You have heard that both sides on this great question, agree, that there are in it great defects; yet the one side tell you, choose such men as will adopt it, and then amend it — while the other say, amend previous to its adoption. I have stated to you my reasons for the latter, and I think they are unanswerable. Consider, you the common people, the yeomanry of the country, for to such I principally address myself, you are to be the principal losers, if the constitution should prove oppressive. When a tyranny is established, there are always masters as well as slaves; the great and well-born are generally the former, and the middling class the latter.
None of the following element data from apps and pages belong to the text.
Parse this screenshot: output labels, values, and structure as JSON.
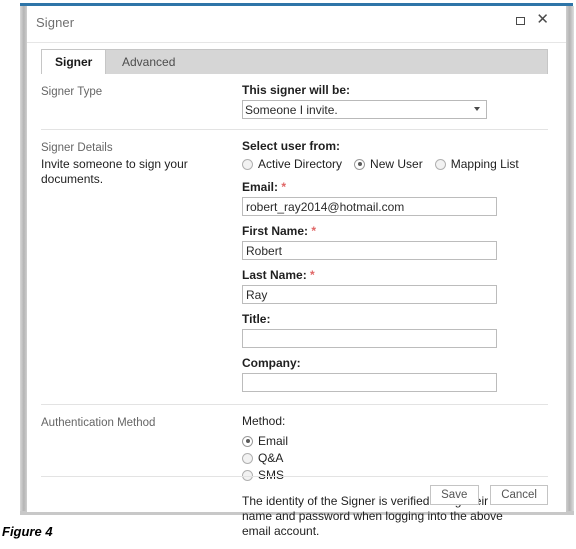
{
  "window": {
    "title": "Signer",
    "restore_icon": "restore-window-icon",
    "close_icon": "close-icon"
  },
  "tabs": [
    {
      "label": "Signer",
      "active": true
    },
    {
      "label": "Advanced",
      "active": false
    }
  ],
  "sections": {
    "signer_type": {
      "left_title": "Signer Type",
      "field_label": "This signer will be:",
      "select_value": "Someone I invite.",
      "select_options": [
        "Someone I invite."
      ]
    },
    "signer_details": {
      "left_title": "Signer Details",
      "left_desc": "Invite someone to sign your documents.",
      "user_source_label": "Select user from:",
      "user_source_options": [
        {
          "label": "Active Directory",
          "selected": false
        },
        {
          "label": "New User",
          "selected": true
        },
        {
          "label": "Mapping List",
          "selected": false
        }
      ],
      "fields": [
        {
          "label": "Email:",
          "required": true,
          "value": "robert_ray2014@hotmail.com",
          "placeholder": ""
        },
        {
          "label": "First Name:",
          "required": true,
          "value": "Robert",
          "placeholder": ""
        },
        {
          "label": "Last Name:",
          "required": true,
          "value": "Ray",
          "placeholder": ""
        },
        {
          "label": "Title:",
          "required": false,
          "value": "",
          "placeholder": ""
        },
        {
          "label": "Company:",
          "required": false,
          "value": "",
          "placeholder": ""
        }
      ],
      "required_marker": "*"
    },
    "authentication": {
      "left_title": "Authentication Method",
      "method_label": "Method:",
      "methods": [
        {
          "label": "Email",
          "selected": true
        },
        {
          "label": "Q&A",
          "selected": false
        },
        {
          "label": "SMS",
          "selected": false
        }
      ],
      "help_text": "The identity of the Signer is verified using their secure name and password when logging into the above email account."
    }
  },
  "footer": {
    "save_label": "Save",
    "cancel_label": "Cancel"
  },
  "caption": "Figure 4",
  "colors": {
    "accent_blue": "#2e75a8",
    "required_red": "#e06666",
    "tab_strip_gray": "#d6d6d6"
  }
}
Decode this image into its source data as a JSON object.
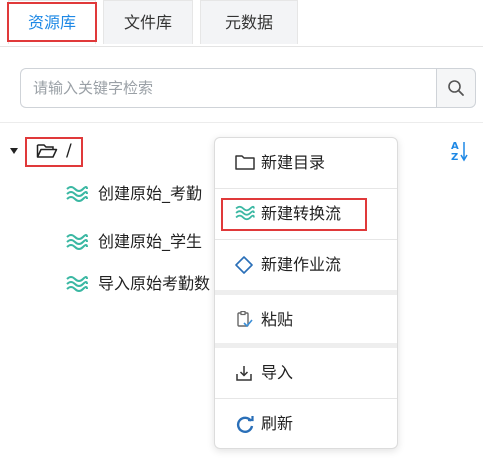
{
  "tabs": [
    {
      "label": "资源库",
      "active": true
    },
    {
      "label": "文件库",
      "active": false
    },
    {
      "label": "元数据",
      "active": false
    }
  ],
  "search": {
    "placeholder": "请输入关键字检索",
    "value": ""
  },
  "tree": {
    "root_label": "/",
    "items": [
      {
        "label": "创建原始_考勤"
      },
      {
        "label": "创建原始_学生"
      },
      {
        "label": "导入原始考勤数"
      }
    ]
  },
  "context_menu": {
    "new_directory": "新建目录",
    "new_transform_flow": "新建转换流",
    "new_job_flow": "新建作业流",
    "paste": "粘贴",
    "import": "导入",
    "refresh": "刷新"
  },
  "colors": {
    "accent": "#1e88e5",
    "highlight_border": "#e0393a",
    "flow_icon": "#3bb8a3"
  }
}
Attempts have been made, and will be repeated, to alarm you with the fear of consequences; but reflect there are consequences on both sides, and none can be apprehended more dreadful, than entailing on ourselves and posterity a government which will raise a few to the height of human greatness and wealth, while it will depress the many to the extreme of poverty and wretchedness. Consequences are under the control of that all-wise and all-powerful being, whose providence conducts the affairs of all men. Our part is to act right, and we may then have confidence that the consequences will be favorable. The path in which you should walk is plain and open before you; be united as one man, and direct your choice to such men as have been uniform in their opposition to the proposed system in its present form, or without proper alterations. In men of this description you have reason to place confidence, while on the other hand, you have just cause to distrust those who urge the adoption of a bad constitution, under the delusive expectation of making amendments after it is acceded to. Your jealousy of such characters should be the more excited, when you consider that the advocates for the constitution have shifted their ground. When men are uniform in their opinions, it affords evidence that they are sincere. When they are shifting, it gives reason to believe, they do not change from conviction. It must be recollected, that when this plan was first announced to the public, its supporters cried it up as the most perfect production of human wisdom, It was represented either as having no defects, or if it had, they were so trifling and inconsiderable, that they served only, as the shades in a fine picture, to set off the piece to the greater advantage. One gentleman in Philadelphia went so far in the ardor of his enthusiasm in its favor, as to pronounce, that the men who formed it were as really under the guidance of Divine Revelation, as was Moses, the Jewish lawgiver. Their language is now changed; the question has been discussed; the objections to the plan ably stated, and they are admitted to be unanswerable. The same men who held it almost perfect, now admit it is very imperfect; that it is necessary it should be amended. The only question between us, is simply this, shall we accede to a bad constitution, under the uncertain prospect of getting it amended, after we have received it, or shall we amend it before we adopt it? Common sense will point out which is the most rational, which is the most secure line of conduct. May heaven inspire you with wisdom, union, moderation and firmness, and give you hearts to make a proper estimate of your invaluable privileges, and preserve them to you, to be transmitted to your posterity unimpaired, and may they be maintained in this our country, while Sun and Moon endure.